EXERCISE INPUT ▸
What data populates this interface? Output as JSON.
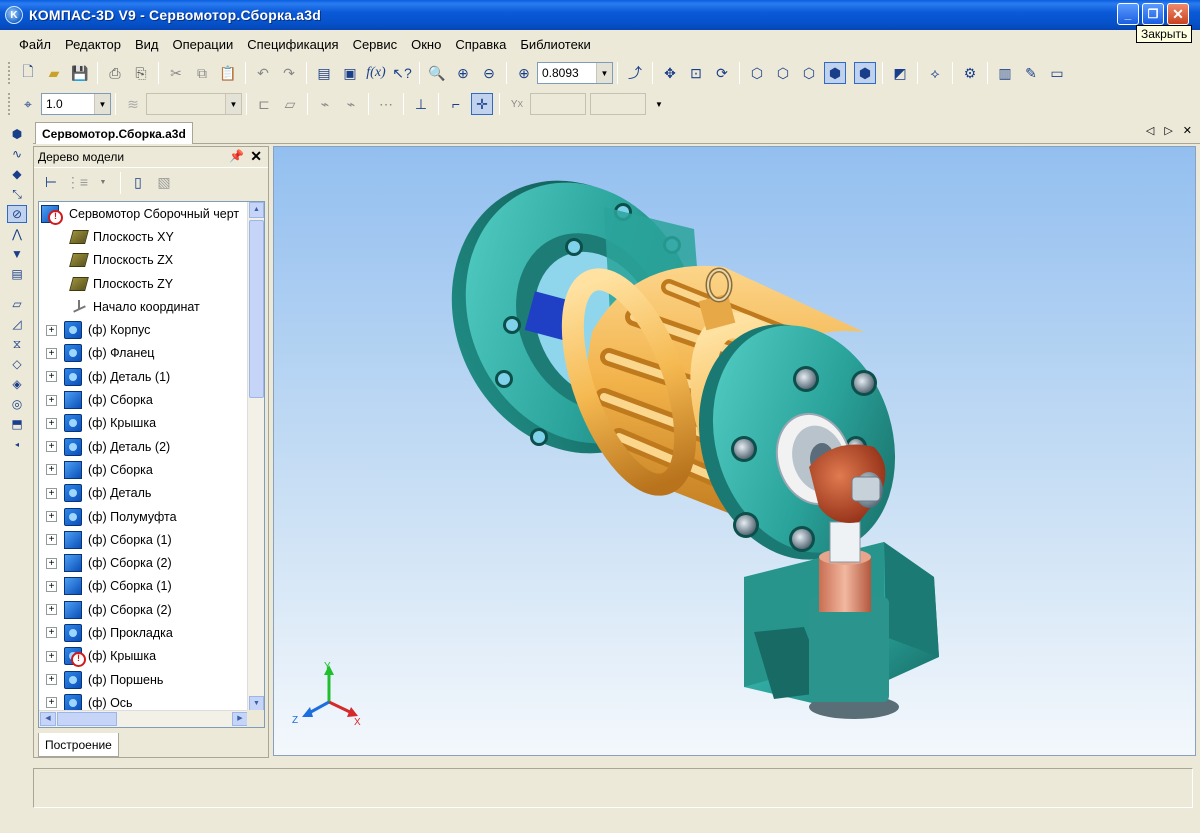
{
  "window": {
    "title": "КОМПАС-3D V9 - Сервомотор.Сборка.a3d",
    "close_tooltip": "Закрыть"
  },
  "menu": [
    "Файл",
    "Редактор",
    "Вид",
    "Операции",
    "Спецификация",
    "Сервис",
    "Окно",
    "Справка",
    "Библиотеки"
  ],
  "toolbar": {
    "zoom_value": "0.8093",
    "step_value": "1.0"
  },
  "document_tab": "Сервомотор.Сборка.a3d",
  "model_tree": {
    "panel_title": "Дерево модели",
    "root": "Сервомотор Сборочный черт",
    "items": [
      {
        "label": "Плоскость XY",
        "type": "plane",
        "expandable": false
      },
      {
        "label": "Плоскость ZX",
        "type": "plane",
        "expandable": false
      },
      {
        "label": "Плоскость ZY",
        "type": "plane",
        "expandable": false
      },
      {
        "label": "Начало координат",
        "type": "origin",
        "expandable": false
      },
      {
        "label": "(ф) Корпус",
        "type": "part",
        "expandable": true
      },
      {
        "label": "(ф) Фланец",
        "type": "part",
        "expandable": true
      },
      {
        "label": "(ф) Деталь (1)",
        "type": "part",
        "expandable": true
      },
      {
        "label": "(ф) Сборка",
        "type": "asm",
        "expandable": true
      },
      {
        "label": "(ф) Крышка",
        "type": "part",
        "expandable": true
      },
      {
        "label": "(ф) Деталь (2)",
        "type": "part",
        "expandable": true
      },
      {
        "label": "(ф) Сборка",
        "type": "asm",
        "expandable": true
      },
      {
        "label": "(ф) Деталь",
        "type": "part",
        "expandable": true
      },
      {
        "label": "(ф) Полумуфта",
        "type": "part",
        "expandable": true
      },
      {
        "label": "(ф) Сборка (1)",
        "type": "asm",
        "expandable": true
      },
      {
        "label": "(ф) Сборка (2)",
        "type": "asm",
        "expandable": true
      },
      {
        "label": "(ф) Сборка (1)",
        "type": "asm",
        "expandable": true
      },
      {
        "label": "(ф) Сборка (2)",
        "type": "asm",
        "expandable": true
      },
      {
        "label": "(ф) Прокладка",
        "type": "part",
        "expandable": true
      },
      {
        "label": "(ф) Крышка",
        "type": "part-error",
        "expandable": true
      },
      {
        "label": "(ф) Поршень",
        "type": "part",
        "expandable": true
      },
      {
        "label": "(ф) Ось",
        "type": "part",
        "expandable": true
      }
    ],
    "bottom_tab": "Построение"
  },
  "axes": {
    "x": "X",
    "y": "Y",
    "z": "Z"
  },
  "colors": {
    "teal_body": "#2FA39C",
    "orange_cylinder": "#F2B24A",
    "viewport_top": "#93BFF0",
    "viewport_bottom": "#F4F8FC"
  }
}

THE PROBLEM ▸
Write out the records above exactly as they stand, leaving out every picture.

ANSWER FOR THE TASK ▸
What data populates this interface? Output as JSON.
{
  "window": {
    "title": "КОМПАС-3D V9 - Сервомотор.Сборка.a3d",
    "close_tooltip": "Закрыть"
  },
  "menu": [
    "Файл",
    "Редактор",
    "Вид",
    "Операции",
    "Спецификация",
    "Сервис",
    "Окно",
    "Справка",
    "Библиотеки"
  ],
  "toolbar": {
    "zoom_value": "0.8093",
    "step_value": "1.0"
  },
  "document_tab": "Сервомотор.Сборка.a3d",
  "model_tree": {
    "panel_title": "Дерево модели",
    "root": "Сервомотор Сборочный черт",
    "items": [
      {
        "label": "Плоскость XY",
        "type": "plane",
        "expandable": false
      },
      {
        "label": "Плоскость ZX",
        "type": "plane",
        "expandable": false
      },
      {
        "label": "Плоскость ZY",
        "type": "plane",
        "expandable": false
      },
      {
        "label": "Начало координат",
        "type": "origin",
        "expandable": false
      },
      {
        "label": "(ф) Корпус",
        "type": "part",
        "expandable": true
      },
      {
        "label": "(ф) Фланец",
        "type": "part",
        "expandable": true
      },
      {
        "label": "(ф) Деталь (1)",
        "type": "part",
        "expandable": true
      },
      {
        "label": "(ф) Сборка",
        "type": "asm",
        "expandable": true
      },
      {
        "label": "(ф) Крышка",
        "type": "part",
        "expandable": true
      },
      {
        "label": "(ф) Деталь (2)",
        "type": "part",
        "expandable": true
      },
      {
        "label": "(ф) Сборка",
        "type": "asm",
        "expandable": true
      },
      {
        "label": "(ф) Деталь",
        "type": "part",
        "expandable": true
      },
      {
        "label": "(ф) Полумуфта",
        "type": "part",
        "expandable": true
      },
      {
        "label": "(ф) Сборка (1)",
        "type": "asm",
        "expandable": true
      },
      {
        "label": "(ф) Сборка (2)",
        "type": "asm",
        "expandable": true
      },
      {
        "label": "(ф) Сборка (1)",
        "type": "asm",
        "expandable": true
      },
      {
        "label": "(ф) Сборка (2)",
        "type": "asm",
        "expandable": true
      },
      {
        "label": "(ф) Прокладка",
        "type": "part",
        "expandable": true
      },
      {
        "label": "(ф) Крышка",
        "type": "part-error",
        "expandable": true
      },
      {
        "label": "(ф) Поршень",
        "type": "part",
        "expandable": true
      },
      {
        "label": "(ф) Ось",
        "type": "part",
        "expandable": true
      }
    ],
    "bottom_tab": "Построение"
  },
  "axes": {
    "x": "X",
    "y": "Y",
    "z": "Z"
  },
  "colors": {
    "teal_body": "#2FA39C",
    "orange_cylinder": "#F2B24A",
    "viewport_top": "#93BFF0",
    "viewport_bottom": "#F4F8FC"
  }
}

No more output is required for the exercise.